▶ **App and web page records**
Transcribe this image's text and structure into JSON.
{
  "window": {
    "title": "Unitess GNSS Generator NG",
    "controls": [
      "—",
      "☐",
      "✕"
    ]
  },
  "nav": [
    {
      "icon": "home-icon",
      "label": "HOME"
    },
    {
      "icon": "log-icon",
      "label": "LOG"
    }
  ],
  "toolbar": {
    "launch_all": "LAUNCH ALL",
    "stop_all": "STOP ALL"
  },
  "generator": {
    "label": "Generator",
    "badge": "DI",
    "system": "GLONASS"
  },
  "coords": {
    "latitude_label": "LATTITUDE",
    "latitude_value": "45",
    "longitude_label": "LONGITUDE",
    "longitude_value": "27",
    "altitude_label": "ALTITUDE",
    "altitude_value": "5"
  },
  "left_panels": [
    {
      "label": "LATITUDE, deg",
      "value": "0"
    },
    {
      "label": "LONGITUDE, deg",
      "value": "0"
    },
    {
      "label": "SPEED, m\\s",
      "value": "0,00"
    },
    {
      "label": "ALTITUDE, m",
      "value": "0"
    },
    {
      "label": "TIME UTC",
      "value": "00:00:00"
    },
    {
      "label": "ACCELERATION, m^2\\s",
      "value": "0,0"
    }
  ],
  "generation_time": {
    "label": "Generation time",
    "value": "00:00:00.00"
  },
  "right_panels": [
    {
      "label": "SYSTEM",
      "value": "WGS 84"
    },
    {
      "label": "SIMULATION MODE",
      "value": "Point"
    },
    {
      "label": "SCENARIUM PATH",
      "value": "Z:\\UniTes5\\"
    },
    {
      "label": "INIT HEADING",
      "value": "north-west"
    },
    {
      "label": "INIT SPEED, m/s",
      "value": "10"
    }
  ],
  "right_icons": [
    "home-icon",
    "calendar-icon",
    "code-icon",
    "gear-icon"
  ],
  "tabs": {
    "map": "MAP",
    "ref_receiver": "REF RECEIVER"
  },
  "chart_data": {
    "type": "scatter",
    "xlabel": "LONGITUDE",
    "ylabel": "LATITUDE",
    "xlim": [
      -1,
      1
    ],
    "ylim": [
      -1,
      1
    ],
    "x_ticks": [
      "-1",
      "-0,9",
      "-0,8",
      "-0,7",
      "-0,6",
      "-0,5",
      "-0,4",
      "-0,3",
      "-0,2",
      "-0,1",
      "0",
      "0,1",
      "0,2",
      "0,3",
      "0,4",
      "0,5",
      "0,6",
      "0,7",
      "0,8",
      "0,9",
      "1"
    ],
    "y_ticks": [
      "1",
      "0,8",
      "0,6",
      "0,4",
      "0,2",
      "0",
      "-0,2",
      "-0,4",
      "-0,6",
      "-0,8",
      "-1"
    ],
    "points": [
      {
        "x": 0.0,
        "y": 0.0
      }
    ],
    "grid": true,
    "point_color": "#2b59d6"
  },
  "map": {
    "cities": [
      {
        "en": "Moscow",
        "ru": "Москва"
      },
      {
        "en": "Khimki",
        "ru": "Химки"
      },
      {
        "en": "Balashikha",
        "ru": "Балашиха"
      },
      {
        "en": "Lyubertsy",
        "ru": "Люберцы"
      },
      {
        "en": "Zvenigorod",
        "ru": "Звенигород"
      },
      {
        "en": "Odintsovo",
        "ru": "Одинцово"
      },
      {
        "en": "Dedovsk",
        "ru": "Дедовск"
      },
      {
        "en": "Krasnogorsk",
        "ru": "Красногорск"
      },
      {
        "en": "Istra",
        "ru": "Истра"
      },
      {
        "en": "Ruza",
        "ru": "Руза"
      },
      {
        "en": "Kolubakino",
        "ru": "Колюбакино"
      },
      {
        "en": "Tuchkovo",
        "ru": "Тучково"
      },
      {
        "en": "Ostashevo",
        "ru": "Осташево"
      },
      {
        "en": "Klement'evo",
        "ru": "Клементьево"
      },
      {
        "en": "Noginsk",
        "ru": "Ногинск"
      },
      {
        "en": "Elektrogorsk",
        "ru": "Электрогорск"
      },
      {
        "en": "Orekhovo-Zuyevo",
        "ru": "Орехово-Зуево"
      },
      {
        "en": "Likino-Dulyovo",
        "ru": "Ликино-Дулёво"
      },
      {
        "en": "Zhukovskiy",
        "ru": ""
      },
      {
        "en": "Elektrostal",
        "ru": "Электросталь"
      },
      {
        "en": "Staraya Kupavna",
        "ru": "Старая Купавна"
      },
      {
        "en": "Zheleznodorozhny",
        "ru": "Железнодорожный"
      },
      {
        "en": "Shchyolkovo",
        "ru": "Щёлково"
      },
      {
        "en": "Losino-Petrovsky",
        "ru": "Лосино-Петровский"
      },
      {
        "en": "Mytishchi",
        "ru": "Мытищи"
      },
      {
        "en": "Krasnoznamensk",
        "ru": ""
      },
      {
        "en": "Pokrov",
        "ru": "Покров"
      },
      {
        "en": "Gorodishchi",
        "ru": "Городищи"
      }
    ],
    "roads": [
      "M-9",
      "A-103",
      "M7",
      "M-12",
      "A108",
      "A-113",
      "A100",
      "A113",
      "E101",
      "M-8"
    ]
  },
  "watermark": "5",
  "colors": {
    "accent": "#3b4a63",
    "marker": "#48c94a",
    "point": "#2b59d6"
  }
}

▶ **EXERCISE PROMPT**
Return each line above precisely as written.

▶ **ANSWER BELOW**
Transcribe this image's text and structure into JSON.
{
  "window": {
    "title": "Unitess GNSS Generator NG",
    "controls": [
      "—",
      "☐",
      "✕"
    ]
  },
  "nav": [
    {
      "icon": "home-icon",
      "label": "HOME"
    },
    {
      "icon": "log-icon",
      "label": "LOG"
    }
  ],
  "toolbar": {
    "launch_all": "LAUNCH ALL",
    "stop_all": "STOP ALL"
  },
  "generator": {
    "label": "Generator",
    "badge": "DI",
    "system": "GLONASS"
  },
  "coords": {
    "latitude_label": "LATTITUDE",
    "latitude_value": "45",
    "longitude_label": "LONGITUDE",
    "longitude_value": "27",
    "altitude_label": "ALTITUDE",
    "altitude_value": "5"
  },
  "left_panels": [
    {
      "label": "LATITUDE, deg",
      "value": "0"
    },
    {
      "label": "LONGITUDE, deg",
      "value": "0"
    },
    {
      "label": "SPEED, m\\s",
      "value": "0,00"
    },
    {
      "label": "ALTITUDE, m",
      "value": "0"
    },
    {
      "label": "TIME UTC",
      "value": "00:00:00"
    },
    {
      "label": "ACCELERATION, m^2\\s",
      "value": "0,0"
    }
  ],
  "generation_time": {
    "label": "Generation time",
    "value": "00:00:00.00"
  },
  "right_panels": [
    {
      "label": "SYSTEM",
      "value": "WGS 84"
    },
    {
      "label": "SIMULATION MODE",
      "value": "Point"
    },
    {
      "label": "SCENARIUM PATH",
      "value": "Z:\\UniTes5\\"
    },
    {
      "label": "INIT HEADING",
      "value": "north-west"
    },
    {
      "label": "INIT SPEED, m/s",
      "value": "10"
    }
  ],
  "right_icons": [
    "home-icon",
    "calendar-icon",
    "code-icon",
    "gear-icon"
  ],
  "tabs": {
    "map": "MAP",
    "ref_receiver": "REF RECEIVER"
  },
  "chart_data": {
    "type": "scatter",
    "xlabel": "LONGITUDE",
    "ylabel": "LATITUDE",
    "xlim": [
      -1,
      1
    ],
    "ylim": [
      -1,
      1
    ],
    "x_ticks": [
      "-1",
      "-0,9",
      "-0,8",
      "-0,7",
      "-0,6",
      "-0,5",
      "-0,4",
      "-0,3",
      "-0,2",
      "-0,1",
      "0",
      "0,1",
      "0,2",
      "0,3",
      "0,4",
      "0,5",
      "0,6",
      "0,7",
      "0,8",
      "0,9",
      "1"
    ],
    "y_ticks": [
      "1",
      "0,8",
      "0,6",
      "0,4",
      "0,2",
      "0",
      "-0,2",
      "-0,4",
      "-0,6",
      "-0,8",
      "-1"
    ],
    "points": [
      {
        "x": 0.0,
        "y": 0.0
      }
    ],
    "grid": true,
    "point_color": "#2b59d6"
  },
  "map": {
    "cities": [
      {
        "en": "Moscow",
        "ru": "Москва"
      },
      {
        "en": "Khimki",
        "ru": "Химки"
      },
      {
        "en": "Balashikha",
        "ru": "Балашиха"
      },
      {
        "en": "Lyubertsy",
        "ru": "Люберцы"
      },
      {
        "en": "Zvenigorod",
        "ru": "Звенигород"
      },
      {
        "en": "Odintsovo",
        "ru": "Одинцово"
      },
      {
        "en": "Dedovsk",
        "ru": "Дедовск"
      },
      {
        "en": "Krasnogorsk",
        "ru": "Красногорск"
      },
      {
        "en": "Istra",
        "ru": "Истра"
      },
      {
        "en": "Ruza",
        "ru": "Руза"
      },
      {
        "en": "Kolubakino",
        "ru": "Колюбакино"
      },
      {
        "en": "Tuchkovo",
        "ru": "Тучково"
      },
      {
        "en": "Ostashevo",
        "ru": "Осташево"
      },
      {
        "en": "Klement'evo",
        "ru": "Клементьево"
      },
      {
        "en": "Noginsk",
        "ru": "Ногинск"
      },
      {
        "en": "Elektrogorsk",
        "ru": "Электрогорск"
      },
      {
        "en": "Orekhovo-Zuyevo",
        "ru": "Орехово-Зуево"
      },
      {
        "en": "Likino-Dulyovo",
        "ru": "Ликино-Дулёво"
      },
      {
        "en": "Zhukovskiy",
        "ru": ""
      },
      {
        "en": "Elektrostal",
        "ru": "Электросталь"
      },
      {
        "en": "Staraya Kupavna",
        "ru": "Старая Купавна"
      },
      {
        "en": "Zheleznodorozhny",
        "ru": "Железнодорожный"
      },
      {
        "en": "Shchyolkovo",
        "ru": "Щёлково"
      },
      {
        "en": "Losino-Petrovsky",
        "ru": "Лосино-Петровский"
      },
      {
        "en": "Mytishchi",
        "ru": "Мытищи"
      },
      {
        "en": "Krasnoznamensk",
        "ru": ""
      },
      {
        "en": "Pokrov",
        "ru": "Покров"
      },
      {
        "en": "Gorodishchi",
        "ru": "Городищи"
      }
    ],
    "roads": [
      "M-9",
      "A-103",
      "M7",
      "M-12",
      "A108",
      "A-113",
      "A100",
      "A113",
      "E101",
      "M-8"
    ]
  },
  "watermark": "5",
  "colors": {
    "accent": "#3b4a63",
    "marker": "#48c94a",
    "point": "#2b59d6"
  }
}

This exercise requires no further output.